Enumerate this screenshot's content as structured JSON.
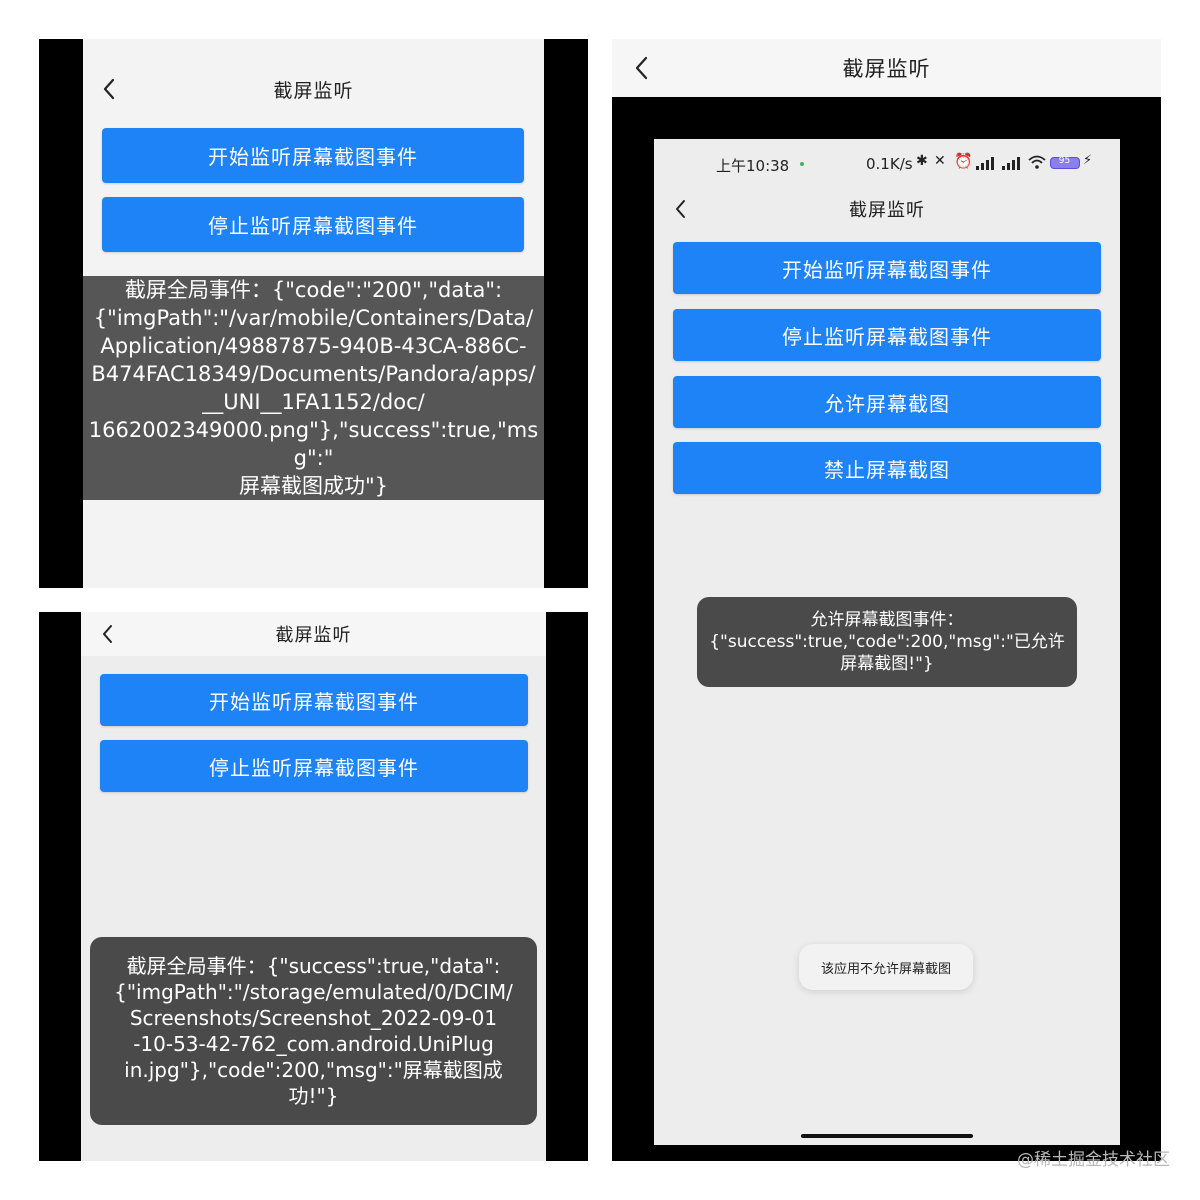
{
  "nav": {
    "title": "截屏监听"
  },
  "buttons": {
    "start": "开始监听屏幕截图事件",
    "stop": "停止监听屏幕截图事件",
    "allow": "允许屏幕截图",
    "forbid": "禁止屏幕截图"
  },
  "panel_ios": {
    "toast": "截屏全局事件：{\"code\":\"200\",\"data\":\n{\"imgPath\":\"/var/mobile/Containers/Data/\nApplication/49887875-940B-43CA-886C-\nB474FAC18349/Documents/Pandora/apps/\n__UNI__1FA1152/doc/\n1662002349000.png\"},\"success\":true,\"msg\":\"\n屏幕截图成功\"}"
  },
  "panel_android": {
    "toast": "截屏全局事件：{\"success\":true,\"data\":\n{\"imgPath\":\"/storage/emulated/0/DCIM/\nScreenshots/Screenshot_2022-09-01\n-10-53-42-762_com.android.UniPlug\nin.jpg\"},\"code\":200,\"msg\":\"屏幕截图成\n功!\"}"
  },
  "panel_right": {
    "status_time": "上午10:38",
    "status_speed": "0.1K/s",
    "battery": "95",
    "toast_allow": "允许屏幕截图事件：\n{\"success\":true,\"code\":200,\"msg\":\"已允许\n屏幕截图!\"}",
    "toast_blocked": "该应用不允许屏幕截图"
  },
  "watermark": "@稀土掘金技术社区",
  "colors": {
    "button": "#1e83f6",
    "toast": "#4a4a4a",
    "screen_bg": "#ededed",
    "navbar_bg": "#f6f6f6"
  }
}
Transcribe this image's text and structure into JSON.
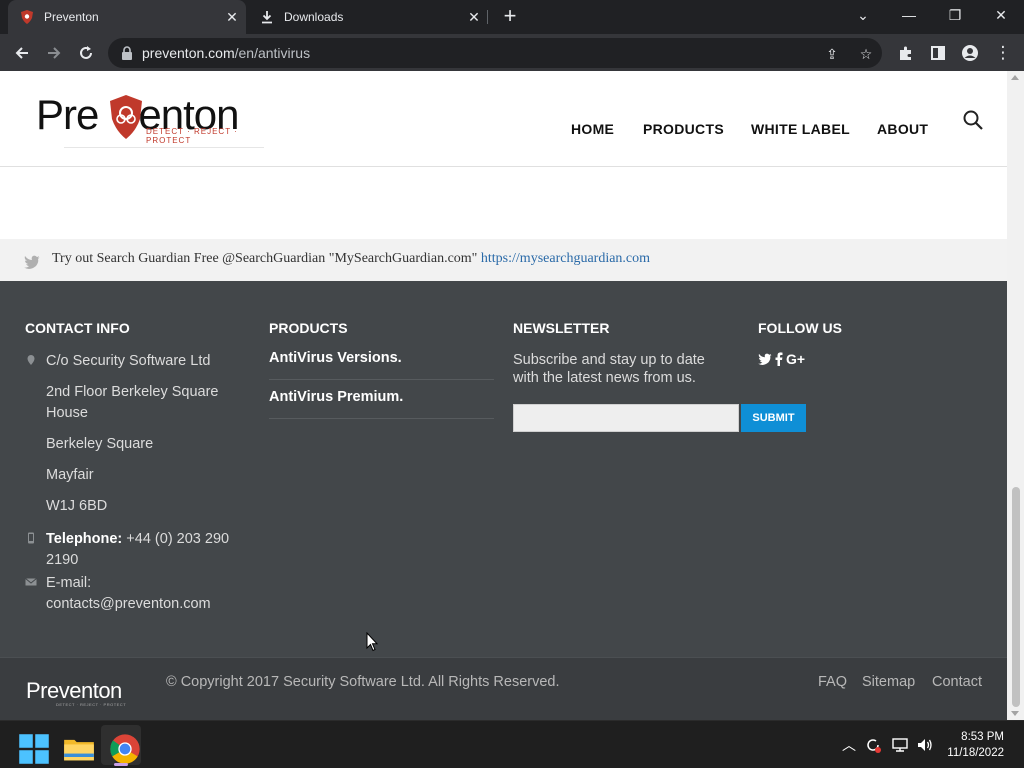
{
  "browser": {
    "tabs": [
      {
        "title": "Preventon",
        "active": true
      },
      {
        "title": "Downloads",
        "active": false
      }
    ],
    "url_host": "preventon.com",
    "url_path": "/en/antivirus"
  },
  "header": {
    "logo_left": "Pre",
    "logo_right": "enton",
    "logo_tagline": "DETECT · REJECT · PROTECT",
    "nav": [
      "HOME",
      "PRODUCTS",
      "WHITE LABEL",
      "ABOUT"
    ]
  },
  "tweet": {
    "text": "Try out Search Guardian Free @SearchGuardian \"MySearchGuardian.com\" ",
    "link": "https://mysearchguardian.com"
  },
  "footer": {
    "contact_title": "CONTACT INFO",
    "address": [
      "C/o Security Software Ltd",
      "2nd Floor Berkeley Square House",
      "Berkeley Square",
      "Mayfair",
      "W1J 6BD"
    ],
    "telephone_label": "Telephone:",
    "telephone_value": "+44 (0) 203 290 2190",
    "email_label": "E-mail:",
    "email_value": "contacts@preventon.com",
    "products_title": "PRODUCTS",
    "products": [
      "AntiVirus Versions.",
      "AntiVirus Premium."
    ],
    "newsletter_title": "NEWSLETTER",
    "newsletter_text": "Subscribe and stay up to date with the latest news from us.",
    "newsletter_placeholder": "",
    "submit_label": "SUBMIT",
    "follow_title": "FOLLOW US",
    "social": [
      "twitter-icon",
      "facebook-icon",
      "google-plus-icon"
    ]
  },
  "bottom": {
    "logo": "Preventon",
    "logo_tagline": "DETECT · REJECT · PROTECT",
    "copyright": "© Copyright 2017 Security Software Ltd. All Rights Reserved.",
    "links": [
      "FAQ",
      "Sitemap",
      "Contact"
    ]
  },
  "taskbar": {
    "time": "8:53 PM",
    "date": "11/18/2022"
  },
  "colors": {
    "footer_bg": "#43474a",
    "submit_bg": "#0f8fd6",
    "brand_red": "#c0392b"
  }
}
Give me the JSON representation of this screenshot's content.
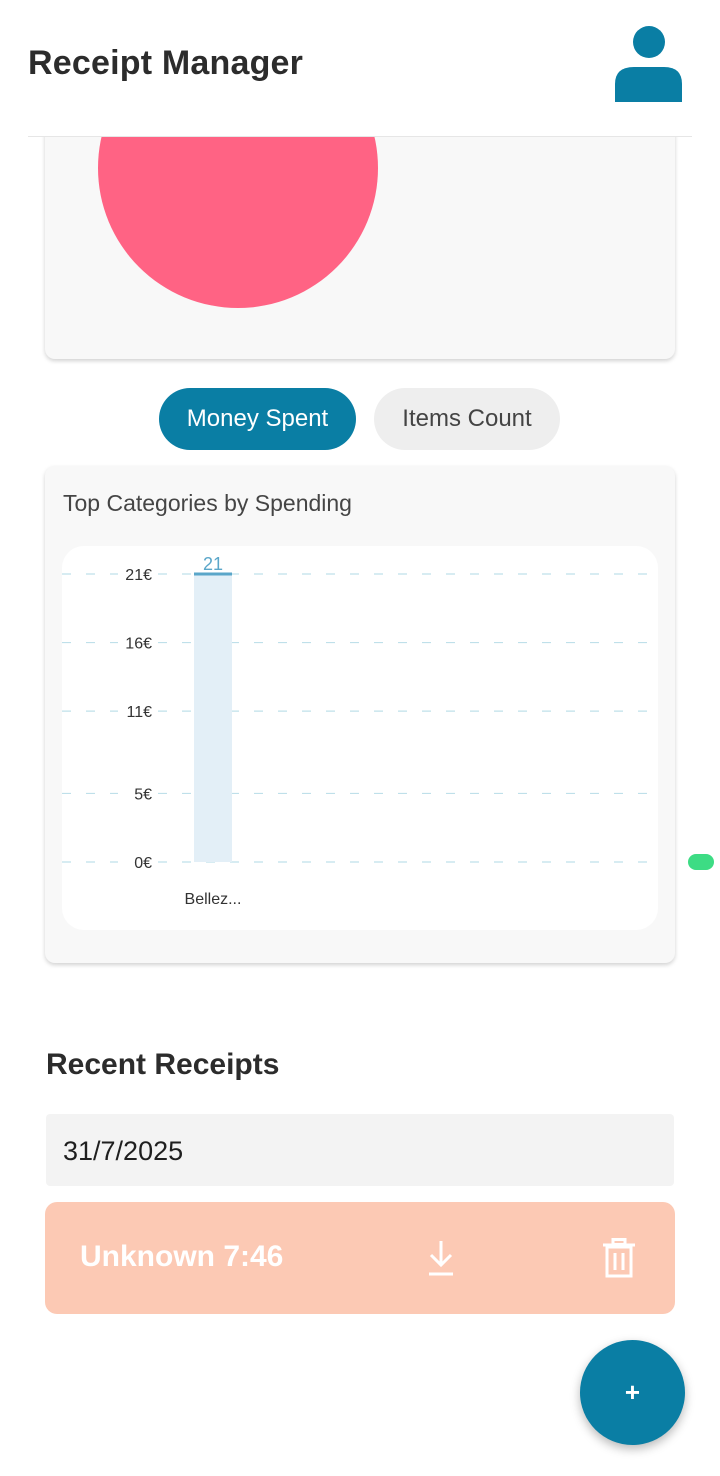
{
  "header": {
    "title": "Receipt Manager",
    "icon": "user-profile-icon"
  },
  "colors": {
    "accent": "#0a7ea4",
    "pie_slice": "#ff6384",
    "bar_fill": "#e3eff7",
    "receipt_card": "#fcc9b4"
  },
  "toggle": {
    "money_spent_label": "Money Spent",
    "items_count_label": "Items Count",
    "selected": "Money Spent"
  },
  "bar_chart_card": {
    "title": "Top Categories by Spending"
  },
  "chart_data": {
    "type": "bar",
    "title": "Top Categories by Spending",
    "categories": [
      "Bellez..."
    ],
    "series": [
      {
        "values": [
          21
        ]
      }
    ],
    "data_labels": [
      "21"
    ],
    "ylim": [
      0,
      21
    ],
    "yticks": [
      0,
      5,
      11,
      16,
      21
    ],
    "ytick_labels": [
      "0€",
      "5€",
      "11€",
      "16€",
      "21€"
    ],
    "grid": true
  },
  "recent": {
    "section_title": "Recent Receipts",
    "date": "31/7/2025",
    "receipts": [
      {
        "name": "Unknown 7:46",
        "download_icon": "download-icon",
        "delete_icon": "trash-icon"
      }
    ]
  },
  "fab": {
    "label": "+"
  }
}
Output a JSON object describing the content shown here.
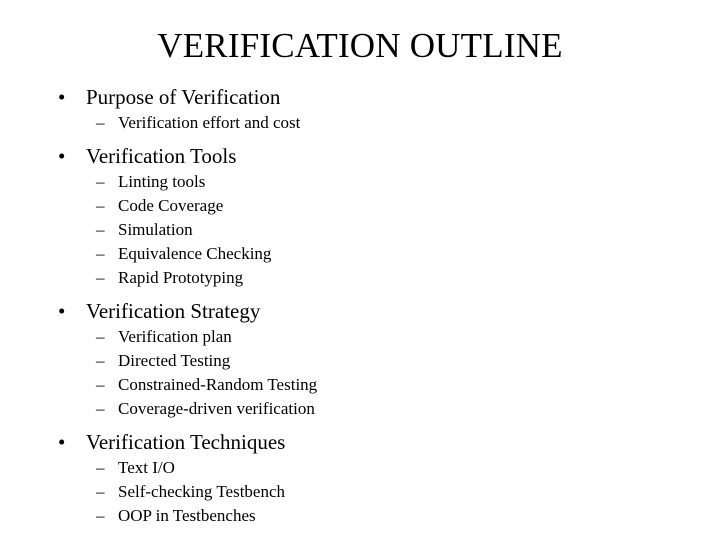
{
  "slide": {
    "title": "VERIFICATION OUTLINE",
    "background_color": "#ffffff",
    "text_color": "#000000",
    "bullet_glyph_level1": "•",
    "bullet_glyph_level2": "–",
    "sections": [
      {
        "heading": "Purpose of Verification",
        "items": [
          "Verification effort and cost"
        ]
      },
      {
        "heading": "Verification Tools",
        "items": [
          "Linting tools",
          "Code Coverage",
          "Simulation",
          "Equivalence Checking",
          "Rapid Prototyping"
        ]
      },
      {
        "heading": "Verification Strategy",
        "items": [
          "Verification plan",
          "Directed Testing",
          "Constrained-Random Testing",
          "Coverage-driven verification"
        ]
      },
      {
        "heading": "Verification Techniques",
        "items": [
          "Text I/O",
          "Self-checking Testbench",
          "OOP in Testbenches"
        ]
      }
    ]
  }
}
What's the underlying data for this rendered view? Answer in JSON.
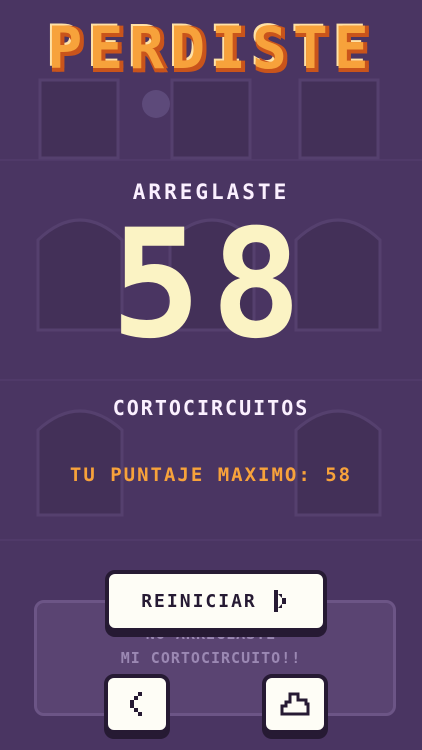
{
  "title": "PERDISTE",
  "fixed_label": "ARREGLASTE",
  "score": "58",
  "unit_label": "CORTOCIRCUITOS",
  "best_score_text": "TU PUNTAJE MAXIMO: 58",
  "restart_button": {
    "label": "REINICIAR",
    "icon": "chevron-right-icon"
  },
  "back_button": {
    "icon": "chevron-left-icon"
  },
  "leaderboard_button": {
    "icon": "podium-icon"
  },
  "speech_bubble": {
    "line1": "NO ARREGLASTE",
    "line2": "MI CORTOCIRCUITO!!"
  },
  "colors": {
    "background": "#4a3562",
    "title": "#f7a23b",
    "score": "#fbf3c4",
    "accent": "#f7a23b"
  }
}
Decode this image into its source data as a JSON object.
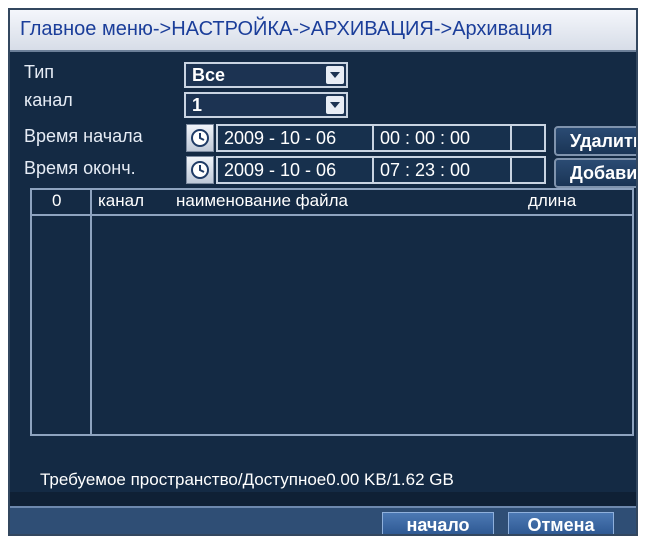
{
  "breadcrumb": "Главное меню->НАСТРОЙКА->АРХИВАЦИЯ->Архивация",
  "form": {
    "type_label": "Тип",
    "type_value": "Все",
    "channel_label": "канал",
    "channel_value": "1",
    "start_label": "Время начала",
    "start_date": "2009  -  10 - 06",
    "start_time": "00 : 00 : 00",
    "end_label": "Время оконч.",
    "end_date": "2009  -  10 - 06",
    "end_time": "07 : 23 : 00"
  },
  "buttons": {
    "delete": "Удалить",
    "add": "Добавить",
    "start": "начало",
    "cancel": "Отмена"
  },
  "table": {
    "columns": [
      "0",
      "канал",
      "наименование файла",
      "длина"
    ],
    "rows": []
  },
  "space_status": "Требуемое пространство/Доступное0.00 KB/1.62 GB",
  "colors": {
    "background": "#142a44",
    "title_text": "#1b3e9a",
    "accent_button": "#2b558f"
  }
}
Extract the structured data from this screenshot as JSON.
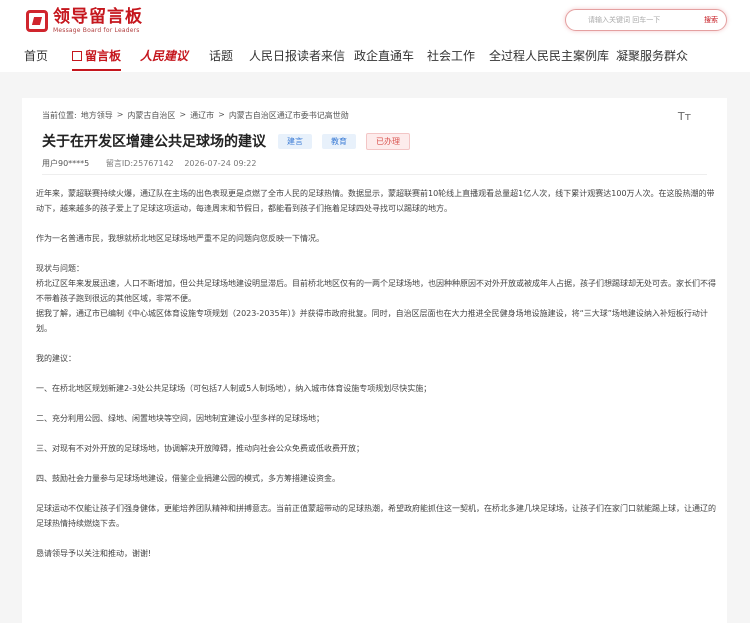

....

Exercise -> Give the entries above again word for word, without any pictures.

Response area ->
Enumerate this screenshot's content as structured JSON.
{
  "nav": {
    "title": "截屏监听"
  },
  "buttons": {
    "start": "开始监听屏幕截图事件",
    "stop": "停止监听屏幕截图事件",
    "allow": "允许屏幕截图",
    "forbid": "禁止屏幕截图"
  },
  "panel_ios": {
    "toast": "截屏全局事件：{\"code\":\"200\",\"data\":\n{\"imgPath\":\"/var/mobile/Containers/Data/\nApplication/49887875-940B-43CA-886C-\nB474FAC18349/Documents/Pandora/apps/\n__UNI__1FA1152/doc/\n1662002349000.png\"},\"success\":true,\"msg\":\"\n屏幕截图成功\"}"
  },
  "panel_android": {
    "toast": "截屏全局事件：{\"success\":true,\"data\":\n{\"imgPath\":\"/storage/emulated/0/DCIM/\nScreenshots/Screenshot_2022-09-01\n-10-53-42-762_com.android.UniPlug\nin.jpg\"},\"code\":200,\"msg\":\"屏幕截图成\n功!\"}"
  },
  "panel_right": {
    "status_time": "上午10:38",
    "status_speed": "0.1K/s",
    "battery": "95",
    "toast_allow": "允许屏幕截图事件：\n{\"success\":true,\"code\":200,\"msg\":\"已允许\n屏幕截图!\"}",
    "toast_blocked": "该应用不允许屏幕截图"
  },
  "watermark": "@稀土掘金技术社区",
  "colors": {
    "button": "#1e83f6",
    "toast": "#4a4a4a",
    "screen_bg": "#ededed",
    "navbar_bg": "#f6f6f6"
  }
}
Transcribe this image's text and structure into JSON.
{
  "browser": {
    "tabs": [
      {
        "title": "Preventon",
        "active": true
      },
      {
        "title": "Downloads",
        "active": false
      }
    ],
    "url_host": "preventon.com",
    "url_path": "/en/antivirus"
  },
  "header": {
    "logo_left": "Pre",
    "logo_right": "enton",
    "logo_tagline": "DETECT · REJECT · PROTECT",
    "nav": [
      "HOME",
      "PRODUCTS",
      "WHITE LABEL",
      "ABOUT"
    ]
  },
  "tweet": {
    "text": "Try out Search Guardian Free @SearchGuardian \"MySearchGuardian.com\" ",
    "link": "https://mysearchguardian.com"
  },
  "footer": {
    "contact_title": "CONTACT INFO",
    "address": [
      "C/o Security Software Ltd",
      "2nd Floor Berkeley Square House",
      "Berkeley Square",
      "Mayfair",
      "W1J 6BD"
    ],
    "telephone_label": "Telephone:",
    "telephone_value": "+44 (0) 203 290 2190",
    "email_label": "E-mail:",
    "email_value": "contacts@preventon.com",
    "products_title": "PRODUCTS",
    "products": [
      "AntiVirus Versions.",
      "AntiVirus Premium."
    ],
    "newsletter_title": "NEWSLETTER",
    "newsletter_text": "Subscribe and stay up to date with the latest news from us.",
    "newsletter_placeholder": "",
    "submit_label": "SUBMIT",
    "follow_title": "FOLLOW US",
    "social": [
      "twitter-icon",
      "facebook-icon",
      "google-plus-icon"
    ]
  },
  "bottom": {
    "logo": "Preventon",
    "logo_tagline": "DETECT · REJECT · PROTECT",
    "copyright": "© Copyright 2017 Security Software Ltd. All Rights Reserved.",
    "links": [
      "FAQ",
      "Sitemap",
      "Contact"
    ]
  },
  "taskbar": {
    "time": "8:53 PM",
    "date": "11/18/2022"
  },
  "colors": {
    "footer_bg": "#43474a",
    "submit_bg": "#0f8fd6",
    "brand_red": "#c0392b"
  }
}
Give me the JSON representation of this screenshot's content.
{
  "header": {
    "title": "Receipt Manager",
    "icon": "user-profile-icon"
  },
  "colors": {
    "accent": "#0a7ea4",
    "pie_slice": "#ff6384",
    "bar_fill": "#e3eff7",
    "receipt_card": "#fcc9b4"
  },
  "toggle": {
    "money_spent_label": "Money Spent",
    "items_count_label": "Items Count",
    "selected": "Money Spent"
  },
  "bar_chart_card": {
    "title": "Top Categories by Spending"
  },
  "chart_data": {
    "type": "bar",
    "title": "Top Categories by Spending",
    "categories": [
      "Bellez..."
    ],
    "series": [
      {
        "values": [
          21
        ]
      }
    ],
    "data_labels": [
      "21"
    ],
    "ylim": [
      0,
      21
    ],
    "yticks": [
      0,
      5,
      11,
      16,
      21
    ],
    "ytick_labels": [
      "0€",
      "5€",
      "11€",
      "16€",
      "21€"
    ],
    "grid": true
  },
  "recent": {
    "section_title": "Recent Receipts",
    "date": "31/7/2025",
    "receipts": [
      {
        "name": "Unknown 7:46",
        "download_icon": "download-icon",
        "delete_icon": "trash-icon"
      }
    ]
  },
  "fab": {
    "label": "+"
  }
}
Output a JSON object describing the content shown here.
{
  "slide": {
    "title": "VERIFICATION OUTLINE",
    "background_color": "#ffffff",
    "text_color": "#000000",
    "bullet_glyph_level1": "•",
    "bullet_glyph_level2": "–",
    "sections": [
      {
        "heading": "Purpose of Verification",
        "items": [
          "Verification effort and cost"
        ]
      },
      {
        "heading": "Verification Tools",
        "items": [
          "Linting tools",
          "Code Coverage",
          "Simulation",
          "Equivalence Checking",
          "Rapid Prototyping"
        ]
      },
      {
        "heading": "Verification Strategy",
        "items": [
          "Verification plan",
          "Directed Testing",
          "Constrained-Random Testing",
          "Coverage-driven verification"
        ]
      },
      {
        "heading": "Verification Techniques",
        "items": [
          "Text I/O",
          "Self-checking Testbench",
          "OOP in Testbenches"
        ]
      }
    ]
  }
}
What's the underlying data for this rendered view? Answer in JSON.
{
  "title": "PERDISTE",
  "fixed_label": "ARREGLASTE",
  "score": "58",
  "unit_label": "CORTOCIRCUITOS",
  "best_score_text": "TU PUNTAJE MAXIMO: 58",
  "restart_button": {
    "label": "REINICIAR",
    "icon": "chevron-right-icon"
  },
  "back_button": {
    "icon": "chevron-left-icon"
  },
  "leaderboard_button": {
    "icon": "podium-icon"
  },
  "speech_bubble": {
    "line1": "NO ARREGLASTE",
    "line2": "MI CORTOCIRCUITO!!"
  },
  "colors": {
    "background": "#4a3562",
    "title": "#f7a23b",
    "score": "#fbf3c4",
    "accent": "#f7a23b"
  }
}
Decode this image into its source data as a JSON object.
{
  "breadcrumb": "Главное меню->НАСТРОЙКА->АРХИВАЦИЯ->Архивация",
  "form": {
    "type_label": "Тип",
    "type_value": "Все",
    "channel_label": "канал",
    "channel_value": "1",
    "start_label": "Время начала",
    "start_date": "2009  -  10 - 06",
    "start_time": "00 : 00 : 00",
    "end_label": "Время оконч.",
    "end_date": "2009  -  10 - 06",
    "end_time": "07 : 23 : 00"
  },
  "buttons": {
    "delete": "Удалить",
    "add": "Добавить",
    "start": "начало",
    "cancel": "Отмена"
  },
  "table": {
    "columns": [
      "0",
      "канал",
      "наименование файла",
      "длина"
    ],
    "rows": []
  },
  "space_status": "Требуемое пространство/Доступное0.00 KB/1.62 GB",
  "colors": {
    "background": "#142a44",
    "title_text": "#1b3e9a",
    "accent_button": "#2b558f"
  }
}
Extract the structured data from this screenshot as JSON.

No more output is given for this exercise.